Michelle Obama speaks openly about her past infertility problems. In her new book Becoming, and in a clip for an upcoming ABC special released on Good Morning America today, the former First Lady discussed a abortion . and In Vitro Fertilization (IVF) before she fathered her daughters.
Although dedicated to childbearing, Obama writes in her new memoir that she and her husband, former President Barack Obama, have had trouble getting pregnant. And when Obama got pregnant over two decades ago, she had a miscarriage.
"I felt lost and alone and I felt that I failed because I did not know how common miscarriages were," says Obama Robin Roberts, spokesman for ABC News in the 1965 clip.
How many people did not know how common their experiences of miscarriages were, "because we do not talk about them," says Obama. "We are in our own pain thinking we are somehow broken."
But she was able to conceive and give birth to the couple's two daughters, Malia (20) and Sasha (17), through IVF. "The biological clock is real because egg production is limited," she says in the clip. "And I realized that at 34 and 35 we had to do IVF."
She announced that she and Barack had entered into a marriage counseling session that helped her to realize how she could better take care of herself and become happier and asked for help when she needed it. "I know too many young couples who struggle and think something is wrong," she says. "And I want you to know that Michelle and Barack Obama, who have a phenomenal marriage and love each other, are working on our marriage and receiving help when we need it at our wedding."
The silence about miscarriages only adds It is therefore so important for the stigma that Obama speaks publicly about his experiences.
As SELF already wrote miscarriages – and fertility problems in general – are far more common than most people realize.
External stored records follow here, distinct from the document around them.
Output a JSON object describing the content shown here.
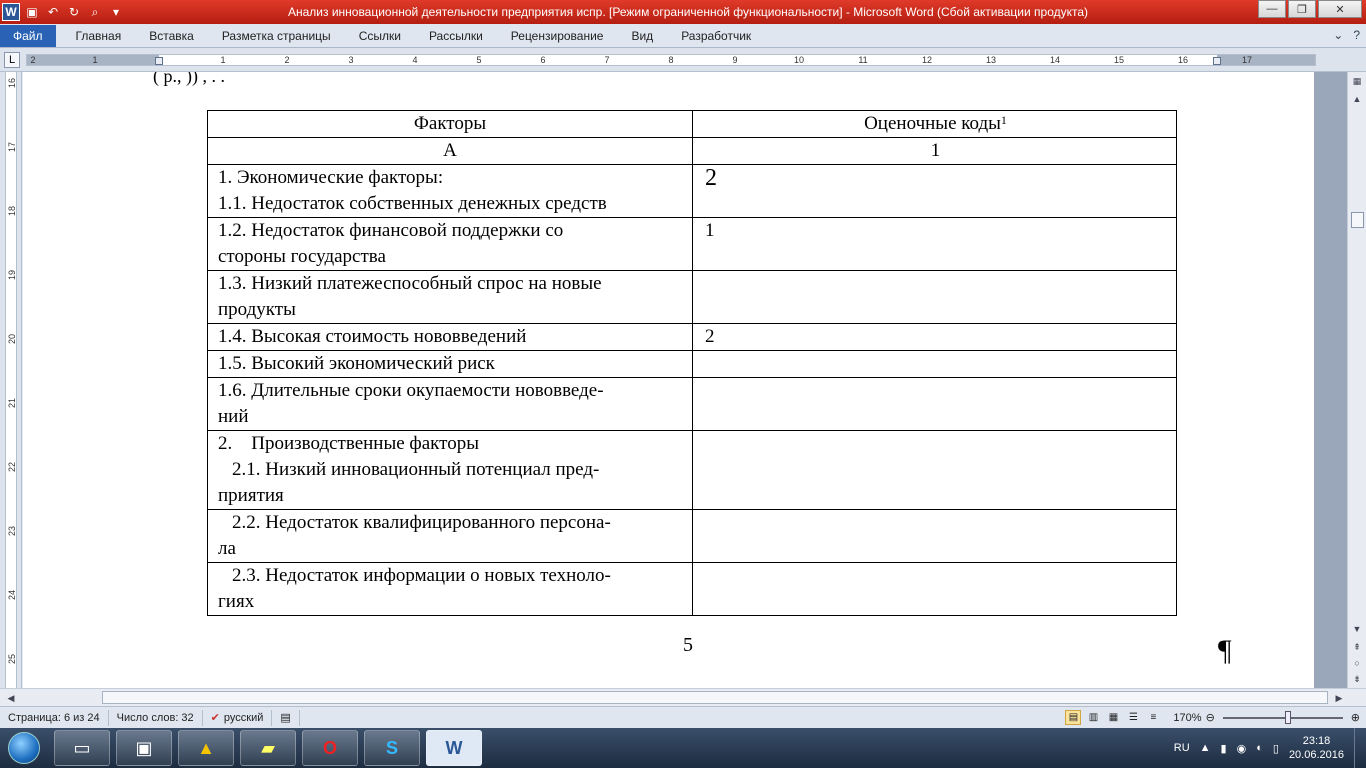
{
  "window": {
    "title": "Анализ инновационной деятельности предприятия испр. [Режим ограниченной функциональности]  -  Microsoft Word (Сбой активации продукта)",
    "app_logo": "W",
    "controls": {
      "minimize": "—",
      "maximize": "❐",
      "close": "✕"
    }
  },
  "ribbon": {
    "file_tab": "Файл",
    "tabs": [
      "Главная",
      "Вставка",
      "Разметка страницы",
      "Ссылки",
      "Рассылки",
      "Рецензирование",
      "Вид",
      "Разработчик"
    ],
    "help": "?"
  },
  "ruler": {
    "tab_selector": "L",
    "numbers": [
      "2",
      "1",
      "1",
      "1",
      "2",
      "3",
      "4",
      "5",
      "6",
      "7",
      "8",
      "9",
      "10",
      "11",
      "12",
      "13",
      "14",
      "15",
      "16",
      "17"
    ],
    "vertical_numbers": [
      "16",
      "17",
      "18",
      "19",
      "20",
      "21",
      "22",
      "23",
      "24",
      "25"
    ]
  },
  "document": {
    "top_partial_text": "(                                                         р., ))                        ,  .          .",
    "table": {
      "header": {
        "col1": "Факторы",
        "col2": "Оценочные коды",
        "col2_sup": "1"
      },
      "subheader": {
        "col1": "А",
        "col2": "1"
      },
      "rows": [
        {
          "lines": [
            "1. Экономические факторы:",
            "1.1. Недостаток собственных денежных средств"
          ],
          "code": "2"
        },
        {
          "lines": [
            "1.2. Недостаток финансовой поддержки со",
            "стороны государства"
          ],
          "code": "1"
        },
        {
          "lines": [
            "1.3. Низкий платежеспособный спрос на новые",
            "продукты"
          ],
          "code": ""
        },
        {
          "lines": [
            "1.4. Высокая стоимость нововведений"
          ],
          "code": "2"
        },
        {
          "lines": [
            "1.5. Высокий экономический риск"
          ],
          "code": ""
        },
        {
          "lines": [
            "1.6. Длительные сроки окупаемости нововведе-",
            "ний"
          ],
          "code": ""
        },
        {
          "lines": [
            "2.    Производственные факторы",
            "2.1. Низкий инновационный потенциал пред-",
            "приятия"
          ],
          "code": ""
        },
        {
          "lines": [
            "2.2. Недостаток квалифицированного персона-",
            "ла"
          ],
          "code": ""
        },
        {
          "lines": [
            "2.3. Недостаток информации о новых техноло-",
            "гиях"
          ],
          "code": ""
        }
      ]
    },
    "page_number": "5",
    "pilcrow": "¶"
  },
  "statusbar": {
    "page": "Страница: 6 из 24",
    "words": "Число слов: 32",
    "language": "русский",
    "zoom": "170%",
    "zoom_level_percent": 170
  },
  "taskbar": {
    "language": "RU",
    "time": "23:18",
    "date": "20.06.2016"
  },
  "colors": {
    "titlebar": "#c62a1c",
    "file_tab": "#2a63b5",
    "taskbar": "#2a3b52"
  }
}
It is estimated that between 10 and 25 percent of all pregnancies end in miscarriage. And depending on the underlying cause of the miscarriage, it's not uncommon for people to eventually need some kind of reproductive help.
But one miscarriage does not make you more likely to have another And even if you've gone through IVF at the end, is no guarantee that you'll never have children without it.
The most important thing, however, is to demystify these processes, the people who go by. They do not feel that something is wrong, or that they are alone. "The truth about our body and how it works and how it does not work," says Obama, is "the worst thing we do to ourselves as women."